= Action item =
The records below are to be duplicated exactly as they appear.

= Exercise inputs =

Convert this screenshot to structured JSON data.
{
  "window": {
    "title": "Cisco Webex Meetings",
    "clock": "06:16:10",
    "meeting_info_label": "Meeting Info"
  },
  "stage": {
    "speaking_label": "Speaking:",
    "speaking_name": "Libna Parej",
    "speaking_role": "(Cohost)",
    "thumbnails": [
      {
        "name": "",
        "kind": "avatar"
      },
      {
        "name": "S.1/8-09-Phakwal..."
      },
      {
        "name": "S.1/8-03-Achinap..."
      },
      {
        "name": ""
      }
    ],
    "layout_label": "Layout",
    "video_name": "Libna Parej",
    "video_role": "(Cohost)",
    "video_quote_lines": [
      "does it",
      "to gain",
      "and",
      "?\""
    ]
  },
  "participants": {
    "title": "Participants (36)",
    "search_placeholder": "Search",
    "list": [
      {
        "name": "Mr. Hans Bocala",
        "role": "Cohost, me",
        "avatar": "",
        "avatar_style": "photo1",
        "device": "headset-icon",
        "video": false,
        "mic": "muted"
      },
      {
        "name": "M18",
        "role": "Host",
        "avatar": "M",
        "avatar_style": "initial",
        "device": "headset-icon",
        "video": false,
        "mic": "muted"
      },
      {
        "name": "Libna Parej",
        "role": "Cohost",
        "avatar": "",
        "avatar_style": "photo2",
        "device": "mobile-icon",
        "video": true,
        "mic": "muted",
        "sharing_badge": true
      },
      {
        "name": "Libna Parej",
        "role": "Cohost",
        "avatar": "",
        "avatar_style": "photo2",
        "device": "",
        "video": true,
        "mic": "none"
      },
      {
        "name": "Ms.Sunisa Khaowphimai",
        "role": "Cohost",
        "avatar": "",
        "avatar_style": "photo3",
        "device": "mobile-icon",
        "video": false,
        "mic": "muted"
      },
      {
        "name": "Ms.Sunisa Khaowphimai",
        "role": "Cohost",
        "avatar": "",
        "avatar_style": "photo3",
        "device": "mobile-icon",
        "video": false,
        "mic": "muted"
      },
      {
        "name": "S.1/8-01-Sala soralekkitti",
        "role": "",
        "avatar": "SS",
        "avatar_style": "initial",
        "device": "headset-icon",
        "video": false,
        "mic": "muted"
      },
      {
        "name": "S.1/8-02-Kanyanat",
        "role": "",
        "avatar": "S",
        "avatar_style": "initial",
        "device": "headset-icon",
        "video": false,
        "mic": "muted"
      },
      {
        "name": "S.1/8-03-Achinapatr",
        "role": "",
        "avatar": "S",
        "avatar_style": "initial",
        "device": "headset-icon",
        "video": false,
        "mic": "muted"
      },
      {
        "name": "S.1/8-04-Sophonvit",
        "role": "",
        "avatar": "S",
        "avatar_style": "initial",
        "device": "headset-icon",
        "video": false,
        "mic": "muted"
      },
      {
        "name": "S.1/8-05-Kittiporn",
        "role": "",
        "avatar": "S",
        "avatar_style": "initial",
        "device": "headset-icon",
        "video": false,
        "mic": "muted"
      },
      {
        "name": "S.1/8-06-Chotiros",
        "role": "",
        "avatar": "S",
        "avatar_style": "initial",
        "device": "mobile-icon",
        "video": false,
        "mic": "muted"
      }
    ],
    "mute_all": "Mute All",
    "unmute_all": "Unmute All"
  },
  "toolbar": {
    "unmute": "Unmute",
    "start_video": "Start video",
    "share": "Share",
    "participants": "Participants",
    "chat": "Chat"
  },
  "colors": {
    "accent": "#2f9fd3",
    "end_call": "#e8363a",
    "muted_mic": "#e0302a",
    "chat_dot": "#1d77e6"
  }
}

= Reply =
Convert this screenshot to structured JSON data.
{
  "window": {
    "title": "Cisco Webex Meetings",
    "clock": "06:16:10",
    "meeting_info_label": "Meeting Info"
  },
  "stage": {
    "speaking_label": "Speaking:",
    "speaking_name": "Libna Parej",
    "speaking_role": "(Cohost)",
    "thumbnails": [
      {
        "name": "",
        "kind": "avatar"
      },
      {
        "name": "S.1/8-09-Phakwal..."
      },
      {
        "name": "S.1/8-03-Achinap..."
      },
      {
        "name": ""
      }
    ],
    "layout_label": "Layout",
    "video_name": "Libna Parej",
    "video_role": "(Cohost)",
    "video_quote_lines": [
      "does it",
      "to gain",
      "and",
      "?\""
    ]
  },
  "participants": {
    "title": "Participants (36)",
    "search_placeholder": "Search",
    "list": [
      {
        "name": "Mr. Hans Bocala",
        "role": "Cohost, me",
        "avatar": "",
        "avatar_style": "photo1",
        "device": "headset-icon",
        "video": false,
        "mic": "muted"
      },
      {
        "name": "M18",
        "role": "Host",
        "avatar": "M",
        "avatar_style": "initial",
        "device": "headset-icon",
        "video": false,
        "mic": "muted"
      },
      {
        "name": "Libna Parej",
        "role": "Cohost",
        "avatar": "",
        "avatar_style": "photo2",
        "device": "mobile-icon",
        "video": true,
        "mic": "muted",
        "sharing_badge": true
      },
      {
        "name": "Libna Parej",
        "role": "Cohost",
        "avatar": "",
        "avatar_style": "photo2",
        "device": "",
        "video": true,
        "mic": "none"
      },
      {
        "name": "Ms.Sunisa Khaowphimai",
        "role": "Cohost",
        "avatar": "",
        "avatar_style": "photo3",
        "device": "mobile-icon",
        "video": false,
        "mic": "muted"
      },
      {
        "name": "Ms.Sunisa Khaowphimai",
        "role": "Cohost",
        "avatar": "",
        "avatar_style": "photo3",
        "device": "mobile-icon",
        "video": false,
        "mic": "muted"
      },
      {
        "name": "S.1/8-01-Sala soralekkitti",
        "role": "",
        "avatar": "SS",
        "avatar_style": "initial",
        "device": "headset-icon",
        "video": false,
        "mic": "muted"
      },
      {
        "name": "S.1/8-02-Kanyanat",
        "role": "",
        "avatar": "S",
        "avatar_style": "initial",
        "device": "headset-icon",
        "video": false,
        "mic": "muted"
      },
      {
        "name": "S.1/8-03-Achinapatr",
        "role": "",
        "avatar": "S",
        "avatar_style": "initial",
        "device": "headset-icon",
        "video": false,
        "mic": "muted"
      },
      {
        "name": "S.1/8-04-Sophonvit",
        "role": "",
        "avatar": "S",
        "avatar_style": "initial",
        "device": "headset-icon",
        "video": false,
        "mic": "muted"
      },
      {
        "name": "S.1/8-05-Kittiporn",
        "role": "",
        "avatar": "S",
        "avatar_style": "initial",
        "device": "headset-icon",
        "video": false,
        "mic": "muted"
      },
      {
        "name": "S.1/8-06-Chotiros",
        "role": "",
        "avatar": "S",
        "avatar_style": "initial",
        "device": "mobile-icon",
        "video": false,
        "mic": "muted"
      }
    ],
    "mute_all": "Mute All",
    "unmute_all": "Unmute All"
  },
  "toolbar": {
    "unmute": "Unmute",
    "start_video": "Start video",
    "share": "Share",
    "participants": "Participants",
    "chat": "Chat"
  },
  "colors": {
    "accent": "#2f9fd3",
    "end_call": "#e8363a",
    "muted_mic": "#e0302a",
    "chat_dot": "#1d77e6"
  }
}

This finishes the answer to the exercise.